Entries from a dataset of interfaces
# # # #
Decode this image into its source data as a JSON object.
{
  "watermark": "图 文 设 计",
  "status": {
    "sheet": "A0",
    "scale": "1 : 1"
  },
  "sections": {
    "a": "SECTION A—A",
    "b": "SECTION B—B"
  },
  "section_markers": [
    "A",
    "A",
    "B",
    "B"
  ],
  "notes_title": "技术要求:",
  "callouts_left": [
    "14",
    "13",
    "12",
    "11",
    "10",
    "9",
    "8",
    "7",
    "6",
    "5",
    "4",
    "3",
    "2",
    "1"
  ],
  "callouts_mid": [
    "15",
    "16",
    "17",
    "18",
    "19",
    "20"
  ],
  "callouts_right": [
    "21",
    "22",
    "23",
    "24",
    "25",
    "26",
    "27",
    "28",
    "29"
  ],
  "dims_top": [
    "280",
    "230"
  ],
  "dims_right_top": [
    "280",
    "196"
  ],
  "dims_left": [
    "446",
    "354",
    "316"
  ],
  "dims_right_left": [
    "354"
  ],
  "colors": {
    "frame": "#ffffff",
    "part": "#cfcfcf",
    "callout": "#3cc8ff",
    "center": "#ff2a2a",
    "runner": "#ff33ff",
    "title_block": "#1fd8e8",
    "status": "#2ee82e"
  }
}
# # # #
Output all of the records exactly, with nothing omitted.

Decode this image into its source data as a JSON object.
{
  "watermark": "图 文 设 计",
  "status": {
    "sheet": "A0",
    "scale": "1 : 1"
  },
  "sections": {
    "a": "SECTION A—A",
    "b": "SECTION B—B"
  },
  "section_markers": [
    "A",
    "A",
    "B",
    "B"
  ],
  "notes_title": "技术要求:",
  "callouts_left": [
    "14",
    "13",
    "12",
    "11",
    "10",
    "9",
    "8",
    "7",
    "6",
    "5",
    "4",
    "3",
    "2",
    "1"
  ],
  "callouts_mid": [
    "15",
    "16",
    "17",
    "18",
    "19",
    "20"
  ],
  "callouts_right": [
    "21",
    "22",
    "23",
    "24",
    "25",
    "26",
    "27",
    "28",
    "29"
  ],
  "dims_top": [
    "280",
    "230"
  ],
  "dims_right_top": [
    "280",
    "196"
  ],
  "dims_left": [
    "446",
    "354",
    "316"
  ],
  "dims_right_left": [
    "354"
  ],
  "colors": {
    "frame": "#ffffff",
    "part": "#cfcfcf",
    "callout": "#3cc8ff",
    "center": "#ff2a2a",
    "runner": "#ff33ff",
    "title_block": "#1fd8e8",
    "status": "#2ee82e"
  }
}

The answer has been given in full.